Attending to people Finally, I wanted to reflect briefly on using art to attend to people – real people. With my biblical paintings I started looking at photographs of real people to enable me to learn how to paint human faces – and this immediately confronted me with how white most of the western art tradition is (and also, that trying to make everyone look ‘middle eastern’ also isn’t quite right either – when we treat people generically we are straying into the territory of stereotyping, which can lead to much worse). I looked back at the wonderful resource ‘The Christ we share’, which gathered images of Jesus from a huge range of traditions and cultures, and started trying to pay more attention to this diversity in my paintings. I stopped looking for a Jesus who looked like me or like the stereotyped image of someone from the middle east, and started trying to see Christ in all people – not just as a theological idea, but as an enacted idea, through painting.
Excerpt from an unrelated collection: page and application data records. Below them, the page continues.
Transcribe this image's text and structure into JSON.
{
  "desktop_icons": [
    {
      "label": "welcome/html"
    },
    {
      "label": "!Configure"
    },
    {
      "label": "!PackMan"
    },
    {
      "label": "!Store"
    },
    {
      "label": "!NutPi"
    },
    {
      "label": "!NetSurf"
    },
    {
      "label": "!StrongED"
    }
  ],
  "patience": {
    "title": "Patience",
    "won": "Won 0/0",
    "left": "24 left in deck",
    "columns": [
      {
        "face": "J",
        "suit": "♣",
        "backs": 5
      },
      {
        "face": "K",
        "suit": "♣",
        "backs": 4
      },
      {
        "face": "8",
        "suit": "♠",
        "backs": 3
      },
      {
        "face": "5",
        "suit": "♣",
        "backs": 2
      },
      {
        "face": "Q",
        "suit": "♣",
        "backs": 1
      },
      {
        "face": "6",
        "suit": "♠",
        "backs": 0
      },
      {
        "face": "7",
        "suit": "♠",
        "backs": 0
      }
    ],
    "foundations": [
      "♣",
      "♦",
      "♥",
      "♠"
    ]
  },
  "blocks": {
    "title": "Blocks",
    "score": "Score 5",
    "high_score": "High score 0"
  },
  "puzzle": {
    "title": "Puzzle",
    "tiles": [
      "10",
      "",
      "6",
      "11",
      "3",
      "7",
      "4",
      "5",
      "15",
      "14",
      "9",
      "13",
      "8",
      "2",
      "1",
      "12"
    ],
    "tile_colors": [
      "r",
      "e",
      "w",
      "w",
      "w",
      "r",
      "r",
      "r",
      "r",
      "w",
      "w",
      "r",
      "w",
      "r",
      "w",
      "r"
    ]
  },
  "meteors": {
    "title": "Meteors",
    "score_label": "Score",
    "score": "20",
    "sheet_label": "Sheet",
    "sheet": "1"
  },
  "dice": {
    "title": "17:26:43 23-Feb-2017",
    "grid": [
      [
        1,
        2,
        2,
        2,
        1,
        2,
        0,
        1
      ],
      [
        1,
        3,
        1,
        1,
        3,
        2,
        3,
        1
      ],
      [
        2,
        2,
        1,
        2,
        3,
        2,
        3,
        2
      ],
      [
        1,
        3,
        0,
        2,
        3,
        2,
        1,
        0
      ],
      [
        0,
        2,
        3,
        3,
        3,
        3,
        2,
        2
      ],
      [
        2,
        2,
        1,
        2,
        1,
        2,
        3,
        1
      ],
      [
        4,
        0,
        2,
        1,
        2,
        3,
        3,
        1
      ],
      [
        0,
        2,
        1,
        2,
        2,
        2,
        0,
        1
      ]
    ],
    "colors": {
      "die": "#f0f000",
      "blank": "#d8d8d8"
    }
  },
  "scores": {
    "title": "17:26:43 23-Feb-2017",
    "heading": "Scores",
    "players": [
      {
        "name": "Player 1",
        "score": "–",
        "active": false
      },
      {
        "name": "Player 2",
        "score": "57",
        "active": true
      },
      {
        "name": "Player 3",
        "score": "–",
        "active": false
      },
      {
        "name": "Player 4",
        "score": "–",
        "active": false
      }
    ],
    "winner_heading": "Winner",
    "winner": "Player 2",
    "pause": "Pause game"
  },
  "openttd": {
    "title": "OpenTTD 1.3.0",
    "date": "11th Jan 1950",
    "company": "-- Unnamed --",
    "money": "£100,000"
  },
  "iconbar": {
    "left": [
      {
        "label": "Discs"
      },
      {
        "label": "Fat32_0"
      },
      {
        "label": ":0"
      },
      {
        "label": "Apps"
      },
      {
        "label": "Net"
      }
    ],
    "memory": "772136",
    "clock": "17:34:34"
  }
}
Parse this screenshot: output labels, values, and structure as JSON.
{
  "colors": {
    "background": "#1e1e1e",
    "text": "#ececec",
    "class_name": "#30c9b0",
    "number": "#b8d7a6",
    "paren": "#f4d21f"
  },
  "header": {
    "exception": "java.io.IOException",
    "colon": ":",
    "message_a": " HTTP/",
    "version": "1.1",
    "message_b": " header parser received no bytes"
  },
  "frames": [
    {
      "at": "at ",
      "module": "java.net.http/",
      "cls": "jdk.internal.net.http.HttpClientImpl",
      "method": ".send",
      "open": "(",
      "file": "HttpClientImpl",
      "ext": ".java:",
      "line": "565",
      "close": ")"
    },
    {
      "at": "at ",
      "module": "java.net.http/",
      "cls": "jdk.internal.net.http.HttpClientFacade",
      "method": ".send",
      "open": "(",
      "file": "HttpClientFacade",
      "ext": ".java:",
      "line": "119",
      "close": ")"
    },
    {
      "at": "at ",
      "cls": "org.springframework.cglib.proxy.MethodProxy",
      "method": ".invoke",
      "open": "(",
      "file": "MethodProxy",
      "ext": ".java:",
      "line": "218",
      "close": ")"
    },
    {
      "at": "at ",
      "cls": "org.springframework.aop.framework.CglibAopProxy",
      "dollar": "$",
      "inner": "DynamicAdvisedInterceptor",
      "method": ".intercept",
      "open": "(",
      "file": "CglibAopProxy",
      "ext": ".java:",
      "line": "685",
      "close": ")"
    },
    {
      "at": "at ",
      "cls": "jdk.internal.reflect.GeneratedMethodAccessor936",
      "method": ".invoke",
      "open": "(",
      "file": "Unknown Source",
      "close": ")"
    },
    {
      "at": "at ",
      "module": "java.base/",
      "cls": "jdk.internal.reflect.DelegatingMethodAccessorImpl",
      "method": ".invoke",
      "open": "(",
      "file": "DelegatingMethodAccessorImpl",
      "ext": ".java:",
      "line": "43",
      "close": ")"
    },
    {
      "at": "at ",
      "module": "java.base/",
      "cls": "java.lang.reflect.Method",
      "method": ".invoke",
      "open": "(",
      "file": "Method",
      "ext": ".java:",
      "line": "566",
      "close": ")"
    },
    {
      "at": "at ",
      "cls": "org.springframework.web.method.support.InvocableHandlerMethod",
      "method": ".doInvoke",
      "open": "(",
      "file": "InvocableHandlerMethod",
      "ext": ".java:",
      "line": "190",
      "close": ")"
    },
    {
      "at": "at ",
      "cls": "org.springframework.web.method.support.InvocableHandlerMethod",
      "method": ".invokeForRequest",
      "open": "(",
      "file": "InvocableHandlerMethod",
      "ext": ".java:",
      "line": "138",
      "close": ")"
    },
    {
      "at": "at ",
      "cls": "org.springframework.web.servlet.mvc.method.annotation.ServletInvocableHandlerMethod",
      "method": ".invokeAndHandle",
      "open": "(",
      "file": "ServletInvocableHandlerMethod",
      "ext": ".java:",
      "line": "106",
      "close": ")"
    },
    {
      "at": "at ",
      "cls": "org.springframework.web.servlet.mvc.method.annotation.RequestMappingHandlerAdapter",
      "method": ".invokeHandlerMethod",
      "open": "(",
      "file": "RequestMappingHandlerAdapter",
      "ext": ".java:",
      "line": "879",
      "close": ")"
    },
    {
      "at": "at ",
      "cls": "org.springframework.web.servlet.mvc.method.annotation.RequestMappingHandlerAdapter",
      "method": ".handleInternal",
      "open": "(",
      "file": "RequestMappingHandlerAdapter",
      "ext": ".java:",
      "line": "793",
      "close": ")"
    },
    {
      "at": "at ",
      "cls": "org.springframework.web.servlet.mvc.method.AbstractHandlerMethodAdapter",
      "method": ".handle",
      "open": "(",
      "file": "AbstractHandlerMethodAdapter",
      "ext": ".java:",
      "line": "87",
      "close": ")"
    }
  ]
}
This month I have set myself a further challenge. Having become reasonably competent at painting people who do, at least, look like people, it’s another whole level of skill to depict actual people in such a way that they are recognisable! So for Black History Month I am trying to draw or paint or sketch one mini-portrait a day to help me celebrate or learn about someone I hadn’t celebrated or learned about before. I won’t be sharing all the pictures, but I’ll try and share some of them. Here is the first: Alfred Francis Adderly, CBE, who was the first black student at St Catharine’s College, and in whose honour the College flew the flag of the Bahamas on October 1st (and will do so again of October 31st). You can read more about him here. It’s just a pencil sketch, but it’s my first attempt during this BHM to start paying more attention not only to the diversity of humanity, but to particular people from whom I could learn a lot.
All these ways of paying attention are works in progress – but they are things I’ve thought about for a while and never quite felt able to commit to in writing. Maybe something in one or more of these forms of attention-paying through art will have resonated with you. Maybe you’ve not picked up a paintbrush for a long time and this has made you want to try it again. Or maybe this whole post has made no sense at all! Comments and disagreements are always welcome, but remember to be kind, because we are all works in progress, still learning, still making mistakes.